Web page and app entries
______

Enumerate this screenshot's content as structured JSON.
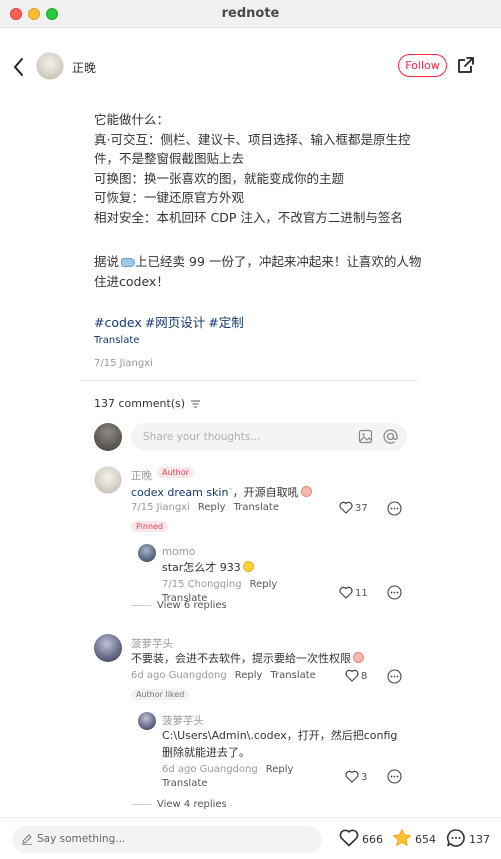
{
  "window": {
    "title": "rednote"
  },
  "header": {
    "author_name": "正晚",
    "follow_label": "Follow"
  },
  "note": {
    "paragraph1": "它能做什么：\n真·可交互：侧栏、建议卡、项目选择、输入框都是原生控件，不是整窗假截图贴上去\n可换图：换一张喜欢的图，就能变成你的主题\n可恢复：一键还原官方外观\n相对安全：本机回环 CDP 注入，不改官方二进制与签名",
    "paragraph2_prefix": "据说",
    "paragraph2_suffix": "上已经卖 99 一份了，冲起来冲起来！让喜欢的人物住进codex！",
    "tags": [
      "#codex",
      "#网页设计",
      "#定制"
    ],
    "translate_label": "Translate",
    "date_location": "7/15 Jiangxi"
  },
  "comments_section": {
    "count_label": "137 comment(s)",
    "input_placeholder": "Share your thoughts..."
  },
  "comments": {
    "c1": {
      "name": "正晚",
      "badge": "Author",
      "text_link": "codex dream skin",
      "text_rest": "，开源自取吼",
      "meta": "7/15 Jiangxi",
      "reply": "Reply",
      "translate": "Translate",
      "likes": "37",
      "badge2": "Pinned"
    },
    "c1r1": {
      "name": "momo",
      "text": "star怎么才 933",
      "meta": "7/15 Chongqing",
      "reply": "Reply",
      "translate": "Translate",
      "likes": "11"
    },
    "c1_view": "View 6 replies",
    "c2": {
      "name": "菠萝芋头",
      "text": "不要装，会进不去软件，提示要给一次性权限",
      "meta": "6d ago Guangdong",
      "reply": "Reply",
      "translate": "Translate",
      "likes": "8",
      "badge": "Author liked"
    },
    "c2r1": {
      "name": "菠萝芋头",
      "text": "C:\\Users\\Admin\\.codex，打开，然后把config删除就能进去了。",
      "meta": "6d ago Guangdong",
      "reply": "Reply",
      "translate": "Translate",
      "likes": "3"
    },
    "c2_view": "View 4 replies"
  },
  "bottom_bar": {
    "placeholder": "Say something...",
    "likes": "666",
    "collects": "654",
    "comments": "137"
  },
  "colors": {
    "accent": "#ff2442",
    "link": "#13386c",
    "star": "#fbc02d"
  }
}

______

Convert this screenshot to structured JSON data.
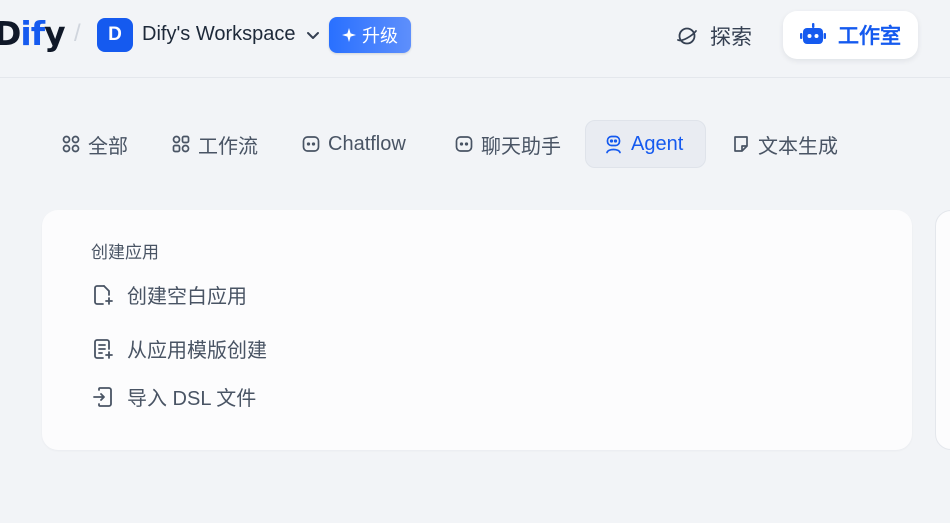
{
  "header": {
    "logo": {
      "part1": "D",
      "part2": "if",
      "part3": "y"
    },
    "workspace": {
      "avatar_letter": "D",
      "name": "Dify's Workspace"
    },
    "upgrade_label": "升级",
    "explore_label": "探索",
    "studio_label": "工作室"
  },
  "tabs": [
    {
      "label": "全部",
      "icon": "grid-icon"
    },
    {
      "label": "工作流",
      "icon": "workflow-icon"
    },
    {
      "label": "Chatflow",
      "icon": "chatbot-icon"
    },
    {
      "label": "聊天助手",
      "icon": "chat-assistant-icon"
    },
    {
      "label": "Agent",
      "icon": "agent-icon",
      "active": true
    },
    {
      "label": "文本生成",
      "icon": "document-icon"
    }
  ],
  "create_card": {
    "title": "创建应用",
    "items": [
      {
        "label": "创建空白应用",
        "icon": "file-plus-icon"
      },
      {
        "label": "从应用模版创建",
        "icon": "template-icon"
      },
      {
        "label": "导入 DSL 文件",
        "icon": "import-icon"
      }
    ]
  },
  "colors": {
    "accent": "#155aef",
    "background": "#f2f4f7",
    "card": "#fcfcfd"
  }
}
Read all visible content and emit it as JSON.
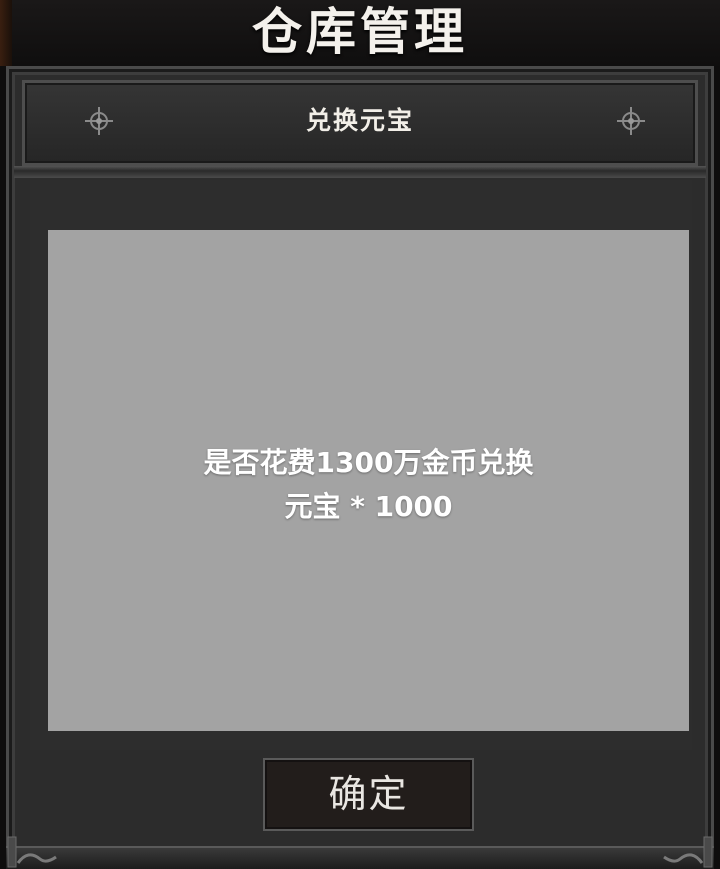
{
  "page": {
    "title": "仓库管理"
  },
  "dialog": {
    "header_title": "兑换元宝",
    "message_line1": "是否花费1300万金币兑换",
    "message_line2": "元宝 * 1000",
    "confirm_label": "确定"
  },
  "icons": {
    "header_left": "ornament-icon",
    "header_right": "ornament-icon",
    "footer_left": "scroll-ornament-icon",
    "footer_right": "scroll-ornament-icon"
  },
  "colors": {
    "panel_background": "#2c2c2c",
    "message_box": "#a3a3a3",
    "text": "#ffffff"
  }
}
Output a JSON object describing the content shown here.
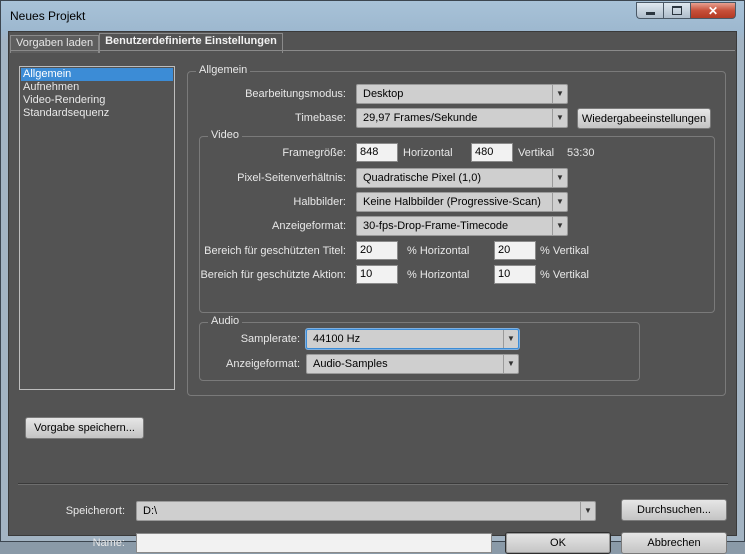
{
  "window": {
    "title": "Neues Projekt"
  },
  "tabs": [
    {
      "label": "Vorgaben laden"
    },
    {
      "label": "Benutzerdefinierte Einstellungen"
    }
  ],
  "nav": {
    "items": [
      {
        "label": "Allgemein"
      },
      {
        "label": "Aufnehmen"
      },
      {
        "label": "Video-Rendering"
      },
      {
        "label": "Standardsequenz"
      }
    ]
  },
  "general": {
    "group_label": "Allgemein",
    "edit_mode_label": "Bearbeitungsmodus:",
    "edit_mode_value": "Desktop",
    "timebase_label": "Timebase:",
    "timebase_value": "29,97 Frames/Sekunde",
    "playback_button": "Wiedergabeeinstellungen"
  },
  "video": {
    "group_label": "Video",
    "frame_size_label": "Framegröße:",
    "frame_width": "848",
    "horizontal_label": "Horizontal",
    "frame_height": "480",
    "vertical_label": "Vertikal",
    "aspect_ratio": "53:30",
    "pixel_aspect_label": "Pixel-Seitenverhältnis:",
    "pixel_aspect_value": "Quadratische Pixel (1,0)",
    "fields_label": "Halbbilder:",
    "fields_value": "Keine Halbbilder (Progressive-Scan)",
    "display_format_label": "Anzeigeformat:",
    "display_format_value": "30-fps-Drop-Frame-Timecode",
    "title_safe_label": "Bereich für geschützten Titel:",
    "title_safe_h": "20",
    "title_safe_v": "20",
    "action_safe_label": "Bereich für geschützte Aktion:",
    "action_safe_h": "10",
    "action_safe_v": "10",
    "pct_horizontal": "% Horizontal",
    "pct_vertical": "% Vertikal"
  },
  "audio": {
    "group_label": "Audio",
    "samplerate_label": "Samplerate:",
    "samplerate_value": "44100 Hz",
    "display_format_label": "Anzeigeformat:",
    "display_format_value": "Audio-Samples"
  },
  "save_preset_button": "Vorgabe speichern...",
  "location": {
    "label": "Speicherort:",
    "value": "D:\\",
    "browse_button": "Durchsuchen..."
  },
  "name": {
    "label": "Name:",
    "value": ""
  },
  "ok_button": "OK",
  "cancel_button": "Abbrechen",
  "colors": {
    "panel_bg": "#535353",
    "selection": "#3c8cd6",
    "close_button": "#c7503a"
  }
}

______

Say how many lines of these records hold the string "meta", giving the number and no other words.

## Result of this task
4